Boating industry legend and founder of Maritimo Bill Barry-Cotter was among the first exhibitors at the inaugural event and remains one it’s strongest supporters.
“We’ve been involved from the outset and I believe it is the best boat show when you consider all its elements, including the location and all that Sanctuary Cove has to offer visitors,” Barry-Cotter says.
Superior Jetties CEO John Hogan is another foundation SCIBS exhibitor and will also be celebrating 30 years in operation next year, having carved out a global reputation for floating solutions for marina construction, floating pontoons, jet ski docks and boat lifts.
“It has grown to have more lifestyle impact with cars, leisure products, food and boutique shopping all playing a part of The Marine Village atmosphere that makes it one of the world’s great boat shows,” Hogan says.
And further demonstrating the breadth and longevity of the industry, ATL Composites are also marking three decades on the Gold Coast and make epoxy resins, structural adhesives and other composite materials used by the marine, architectural, sports and automotive markets.
ATL’s Lorraine Murray says they’ve diversified and grown beyond the marine industry over the years, and are pleased to see their Australian boat-building customers now in good stead because of their quality products compared to lower cost imports.

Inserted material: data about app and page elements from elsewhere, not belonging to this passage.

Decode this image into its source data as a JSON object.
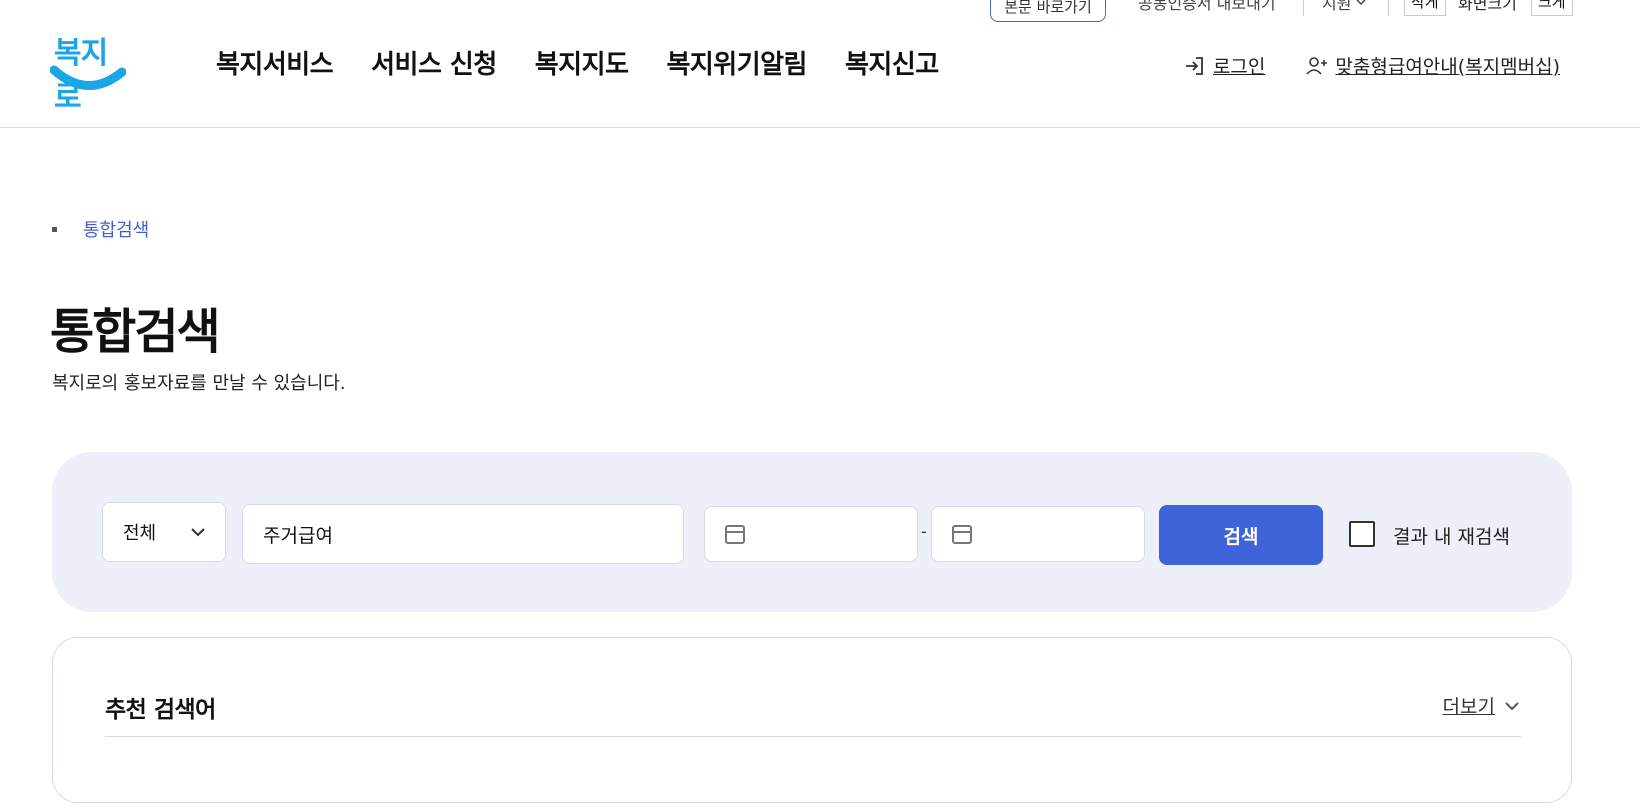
{
  "utility": {
    "skip_label": "본문 바로가기",
    "cert_label": "공동인증서 내보내기",
    "region_label": "지원",
    "small_label": "작게",
    "zoom_label": "화면크기",
    "large_label": "크게"
  },
  "header": {
    "logo_text": "복지로",
    "nav": [
      "복지서비스",
      "서비스 신청",
      "복지지도",
      "복지위기알림",
      "복지신고"
    ],
    "login_label": "로그인",
    "membership_label": "맞춤형급여안내(복지멤버십)"
  },
  "breadcrumb": {
    "current": "통합검색"
  },
  "page": {
    "title": "통합검색",
    "description": "복지로의 홍보자료를 만날 수 있습니다."
  },
  "search": {
    "category_selected": "전체",
    "keyword_value": "주거급여",
    "date_separator": "-",
    "submit_label": "검색",
    "refine_label": "결과 내 재검색",
    "refine_checked": false
  },
  "recommended": {
    "title": "추천 검색어",
    "more_label": "더보기"
  },
  "colors": {
    "accent": "#3f63d8",
    "panel_bg": "#edf0f9",
    "logo_blue": "#1aa6e6"
  }
}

“We have enjoyed steady expansion in Australia for 38 years and our product range is now used, and distributed, throughout Asia and Europe,” Murray says.
As for the future, Hasser welcomes increasing innovations in fuel efficiencies by boat manufacturers and also predicts growth in Air B&B style boat sharing to enable more people to get out on the on water.
And Jenkins, who was responsible for taking the show to the world, believes recent Gold Coast Commonwealth Games exposure will provide a lure for people to visit and fall in love with the water lifestyle.
“Fundamentally nothing has changed since the beginning – when people come to the Gold Coast they experience a real desire to get out on the water and this emotional connection is as strong as ever, all the way from canoes to super yachts.”